Whenever a line carries the word "with", pull it out of the entries.

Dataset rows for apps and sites
>>>

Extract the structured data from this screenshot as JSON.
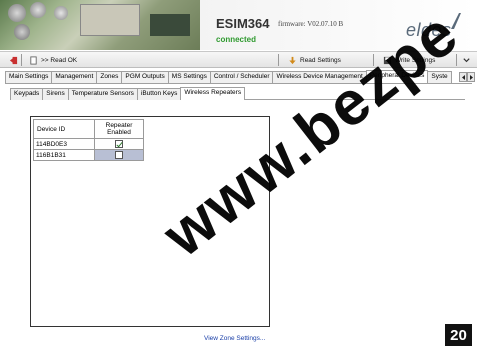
{
  "header": {
    "model": "ESIM364",
    "status": "connected",
    "firmware": "firmware: V02.07.10 B",
    "logo": "eldes"
  },
  "toolbar": {
    "read_ok_label": ">> Read OK",
    "read_settings_label": "Read Settings",
    "write_settings_label": "Write Settings"
  },
  "main_tabs": [
    "Main Settings",
    "Management",
    "Zones",
    "PGM Outputs",
    "MS Settings",
    "Control / Scheduler",
    "Wireless Device Management",
    "Peripheral Devices",
    "Syste"
  ],
  "sub_tabs": [
    "Keypads",
    "Sirens",
    "Temperature Sensors",
    "iButton Keys",
    "Wireless Repeaters"
  ],
  "grid": {
    "headers": {
      "device_id": "Device ID",
      "repeater_enabled": "Repeater Enabled"
    },
    "rows": [
      {
        "device_id": "114BD0E3",
        "repeater_enabled": true
      },
      {
        "device_id": "116B1B31",
        "repeater_enabled": false
      }
    ]
  },
  "zone_link": "View Zone Settings...",
  "page_number": "20",
  "watermark": "www.bezpe",
  "colors": {
    "status_green": "#2f9a2f",
    "selected_cell": "#b8bfd4",
    "link_blue": "#1a3fa8"
  }
}
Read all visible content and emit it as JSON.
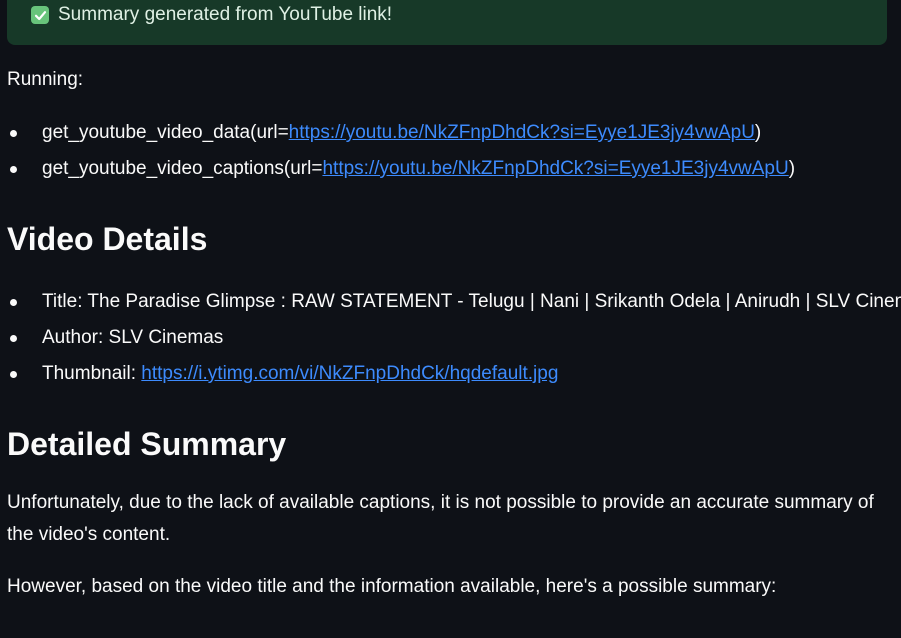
{
  "banner": {
    "text": "Summary generated from YouTube link!",
    "icon": "check-icon",
    "color": "#173928"
  },
  "running": {
    "label": "Running:",
    "items": [
      {
        "prefix": "get_youtube_video_data(url=",
        "link": "https://youtu.be/NkZFnpDhdCk?si=Eyye1JE3jy4vwApU",
        "suffix": ")"
      },
      {
        "prefix": "get_youtube_video_captions(url=",
        "link": "https://youtu.be/NkZFnpDhdCk?si=Eyye1JE3jy4vwApU",
        "suffix": ")"
      }
    ]
  },
  "video_details": {
    "heading": "Video Details",
    "title_label": "Title: ",
    "title_value": "The Paradise Glimpse : RAW STATEMENT - Telugu | Nani | Srikanth Odela | Anirudh | SLV Cinemas",
    "author_label": "Author: ",
    "author_value": "SLV Cinemas",
    "thumbnail_label": "Thumbnail: ",
    "thumbnail_link": "https://i.ytimg.com/vi/NkZFnpDhdCk/hqdefault.jpg"
  },
  "summary": {
    "heading": "Detailed Summary",
    "paragraph1": "Unfortunately, due to the lack of available captions, it is not possible to provide an accurate summary of the video's content.",
    "paragraph2": "However, based on the video title and the information available, here's a possible summary:"
  },
  "colors": {
    "background": "#0e1117",
    "link": "#3d8bfd",
    "success": "#68c47b"
  }
}
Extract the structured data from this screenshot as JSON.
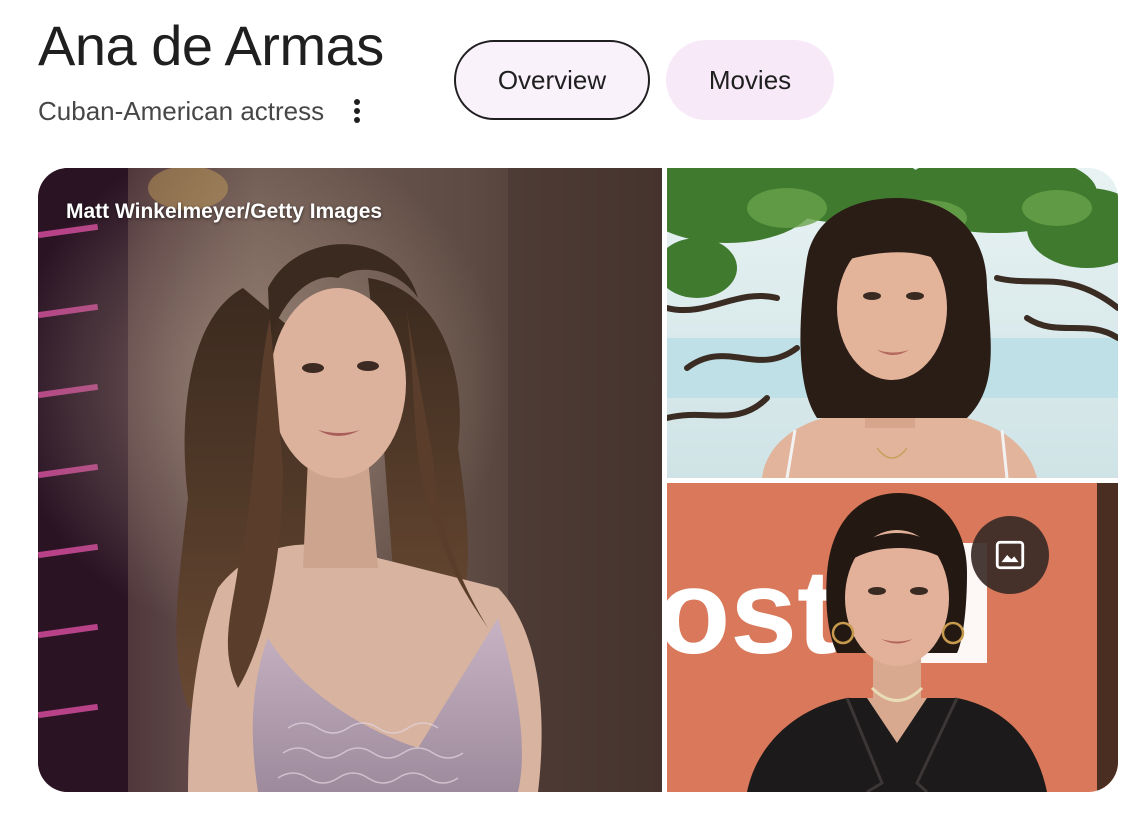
{
  "header": {
    "title": "Ana de Armas",
    "subtitle": "Cuban-American actress",
    "more_icon": "more-vert-icon"
  },
  "tabs": [
    {
      "label": "Overview",
      "selected": true
    },
    {
      "label": "Movies",
      "selected": false
    }
  ],
  "gallery": {
    "photos": [
      {
        "credit": "Matt Winkelmeyer/Getty Images",
        "subject": "woman with long wavy brown hair in lilac sequined dress"
      },
      {
        "subject": "woman with shoulder-length dark hair in front of tree branches"
      },
      {
        "subject": "woman with hair pulled back wearing black leather jacket and hoop earrings"
      }
    ],
    "partial_sign_text": "ost",
    "image_button_icon": "image-icon"
  },
  "colors": {
    "tab_selected_bg": "#faf2fb",
    "tab_bg": "#f7e9f8",
    "text_primary": "#1f1f1f",
    "text_secondary": "#474747"
  }
}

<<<

■ **Output**
        "subject": "woman with long wavy brown hair in lilac sequined dress"
        "subject": "woman with shoulder-length dark hair in front of tree branches"
        "subject": "woman with hair pulled back wearing black leather jacket and hoop earrings"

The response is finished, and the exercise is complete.